Here’s the synopsis of Lionel Shriver’s novel: Read the rest of this entry »
It’s humbling and rewarding to hear people interact with the story, characters and themes contained within Eastbound Sailing. Here’s what Lisa Taylor had to say:
“I received [Eastbound Sailing] in the post yesterday, but was unable to begin reading until my lunch hour today. Eight chapters in, I left the book in the car so as not to get caught reading at my desk. In the 2 hours since arriving home I have completed it. Not because it is frothy, cotton candy fiction, but because i was ensnared by the first page. Chapter after chapter beckoned me to come in further. Until tears stung in my eyes and pain stabbed at my heart. Read the rest of this entry »
I hated group projects in college and always tended to be very private with my work, never letting anyone see it before the final product was ready.
For that reason, I hardly let anyone see Eastbound Sailing until I was ready to publish, or even let them know that I was working on a novel. It had to be “just right.”
Oh, how things change. Read the rest of this entry »
Life has been surreal since Eastbound Sailing released in August. It has been equally terrifying and edifying to have my work out there for people to read, discuss and assess – be it positive or constructive. As a “thank you” to everyone who reads this blog and who hasn’t yet read the story, here’s an excerpt of the novel. Would love to hear your thoughts in the comments below. Happy reading! Read the rest of this entry »
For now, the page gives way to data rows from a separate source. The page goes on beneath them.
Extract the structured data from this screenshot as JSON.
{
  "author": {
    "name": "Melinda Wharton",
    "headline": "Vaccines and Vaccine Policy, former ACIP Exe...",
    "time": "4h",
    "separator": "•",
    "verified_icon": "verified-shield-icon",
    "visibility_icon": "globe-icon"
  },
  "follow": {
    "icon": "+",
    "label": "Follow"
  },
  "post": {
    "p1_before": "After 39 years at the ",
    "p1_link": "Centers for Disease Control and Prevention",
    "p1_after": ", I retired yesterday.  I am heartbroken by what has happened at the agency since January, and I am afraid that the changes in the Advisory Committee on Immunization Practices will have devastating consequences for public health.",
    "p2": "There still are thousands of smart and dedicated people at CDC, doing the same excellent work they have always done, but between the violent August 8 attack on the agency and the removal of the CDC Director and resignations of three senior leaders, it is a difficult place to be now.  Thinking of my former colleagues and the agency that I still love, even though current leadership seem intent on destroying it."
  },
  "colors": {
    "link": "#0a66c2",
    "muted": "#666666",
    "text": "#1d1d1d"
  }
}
I had just come back from a brutal run with a buddy yesterday when I checked my phone and saw that someone had left a voice message. It was my mom.
“Hey Todd, just wanted to let you know that you’re the paper!”
I expected a small press release announcing the book release. What I saw, though, was a full feature. Read the rest of this entry »
Aiden Lawrence is one frustrating fellow.
I always loved the name Aiden as a possible name for my future son (disclaimer: I am not expecting a child right now). When I started writing Eastbound Sailing two years ago, it began as a letter to my future son. Warning him about what he might experience. Dreaming about the person he’ll become.
The concept was great. Then it got frustrating. Read the rest of this entry »